  • Understand the biases and problems that LLMs have

Large Language Models (LLMs) are powerful tools that have revolutionized many aspects of technology, from customer service to content creation. However, like any technology, they are not without their flaws. Understanding these pitfalls is crucial for effectively using LLMs and mitigating potential issues. This article will explore some of the common pitfalls of LLMs, including issues with citing sources, bias, hallucinations, math, and prompt hacking.

Citing Sourcesโ€‹

While LLMs can generate text that appears to cite sources, it's important to note that they cannot accurately cite sources. This is because they do not have access to the Internet and do not have the ability to remember where their training data came from. As a result, they often generate sources that seem plausible but are entirely fabricated. This is a significant limitation when using LLMs for tasks that require accurate source citation.


The issue of inaccurate source citation can be mitigated to some extent by using search augmented LLMs. These are LLMs that have the ability to search the Internet and other sources to provide more accurate information.

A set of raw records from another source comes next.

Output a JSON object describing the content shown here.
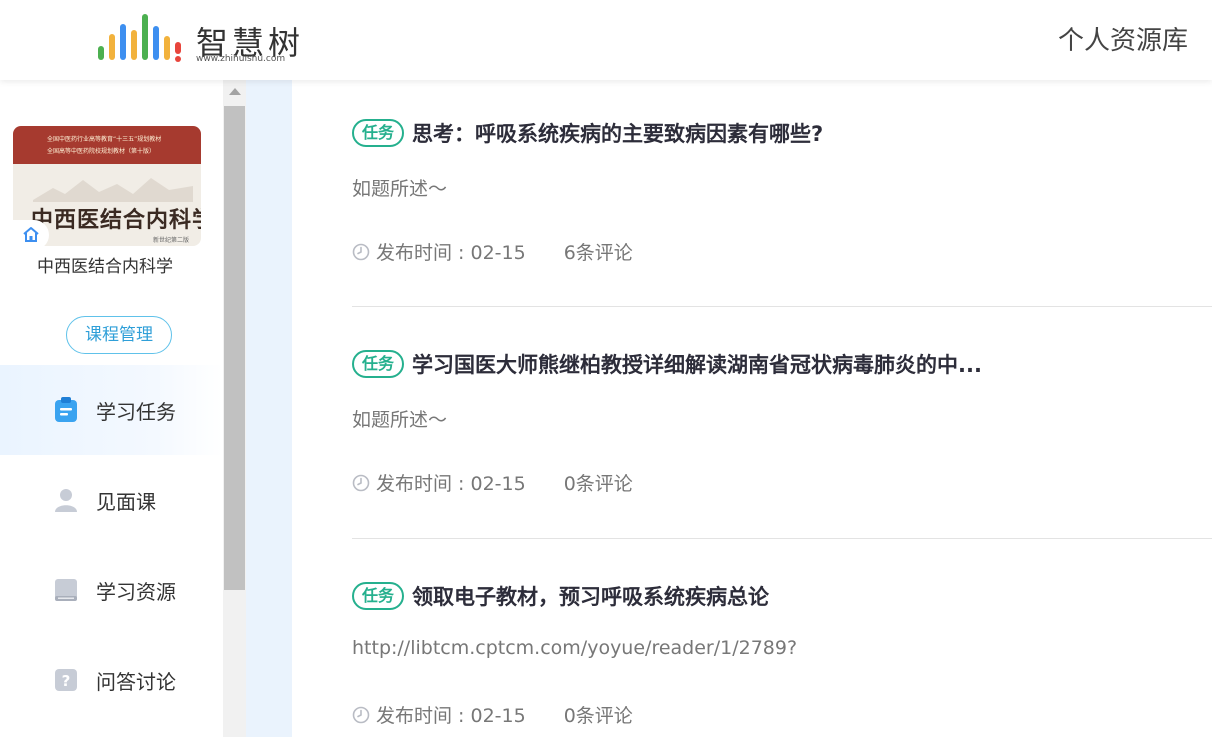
{
  "header": {
    "logo_text": "智慧树",
    "logo_url": "www.zhihuishu.com",
    "right_link": "个人资源库",
    "logo_bar_colors": [
      "#f2b23c",
      "#4cb050",
      "#3d8ff0",
      "#f2b23c",
      "#e8453c",
      "#4cb050",
      "#3d8ff0",
      "#e8453c"
    ]
  },
  "sidebar": {
    "cover": {
      "line1": "全国中医药行业高等教育“十三五”规划教材",
      "line2": "全国高等中医药院校规划教材（第十版）",
      "title": "中西医结合内科学",
      "edition": "新世纪第二版"
    },
    "course_name": "中西医结合内科学",
    "manage_label": "课程管理",
    "nav": [
      {
        "label": "学习任务",
        "icon": "clipboard-icon",
        "active": true
      },
      {
        "label": "见面课",
        "icon": "person-icon",
        "active": false
      },
      {
        "label": "学习资源",
        "icon": "book-icon",
        "active": false
      },
      {
        "label": "问答讨论",
        "icon": "question-icon",
        "active": false
      }
    ]
  },
  "tasks": [
    {
      "badge": "任务",
      "title": "思考：呼吸系统疾病的主要致病因素有哪些?",
      "desc": "如题所述～",
      "date": "发布时间 : 02-15",
      "comments": "6条评论"
    },
    {
      "badge": "任务",
      "title": "学习国医大师熊继柏教授详细解读湖南省冠状病毒肺炎的中...",
      "desc": "如题所述～",
      "date": "发布时间 : 02-15",
      "comments": "0条评论"
    },
    {
      "badge": "任务",
      "title": "领取电子教材，预习呼吸系统疾病总论",
      "desc": "http://libtcm.cptcm.com/yoyue/reader/1/2789?",
      "date": "发布时间 : 02-15",
      "comments": "0条评论"
    }
  ],
  "colors": {
    "accent_green": "#25b08e",
    "accent_blue": "#2f9fd8",
    "active_nav_bg": "#eaf4ff"
  }
}
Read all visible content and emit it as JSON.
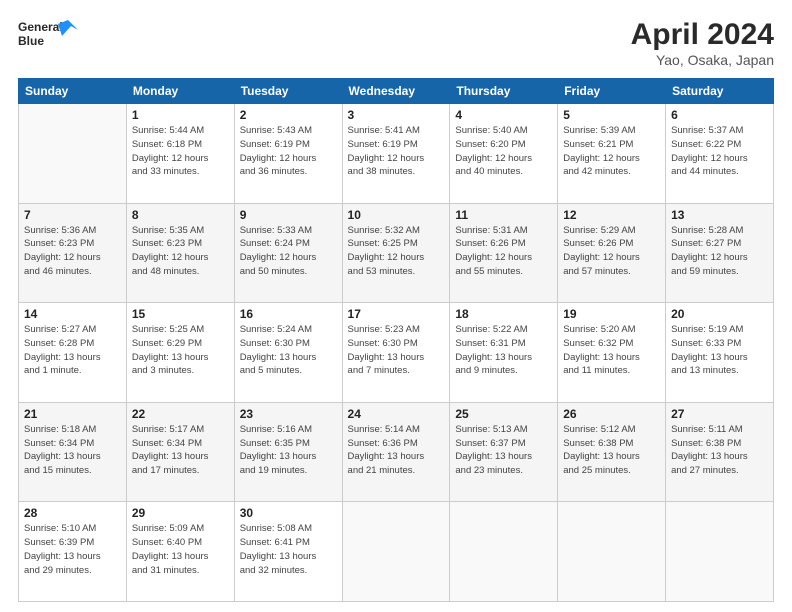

LLMs can exhibit bias in their responses, often generating stereotypical or prejudiced content. This is because they are trained on large datasets that may contain biased information. Despite safeguards put in place to prevent this, LLMs can sometimes produce sexist, racist, or homophobic content. This is a critical issue to be aware of when using LLMs in consumer-facing applications or in research, as it can lead to the propagation of harmful stereotypes and biased results.


LLMs can sometimes "hallucinate" or generate false information when asked a question they do not know the answer to. Instead of stating that they do not know the answer, they often generate a response that sounds confident but is incorrect. This can lead to the dissemination of misinformation and should be taken into account when using LLMs for tasks that require accurate information.


Despite their advanced capabilities, Large Language Models (LLMs) often struggle with mathematical tasks and can provide incorrect answers (even as simple as multiply two numbers). This is because they are trained on large volumes of text and math may require a different approach.


The issue with math can be somewhat alleviated by using a tool augmented LLM, which combines the capabilities of an LLM with specialized tools for tasks like math.

Prompt Hackingโ€‹

LLMs can be manipulated or "hacked" by users to generate specific content. This is known as prompt hacking and can be used to trick the LLM into generating inappropriate or harmful content. It's important to be aware of this potential issue when using LLMs, especially in public-facing applications. You can read more about prompt hacking here.


In conclusion, while LLMs are powerful and versatile tools, they come with a set of pitfalls that users need to be aware of. Issues with accurately citing sources, inherent biases, generating false information, difficulties with math, and susceptibility to prompt hacking are all challenges that need to be addressed when using these models. By understanding these limitations, we can use LLMs more effectively and responsibly, and work towards improving these models in the future.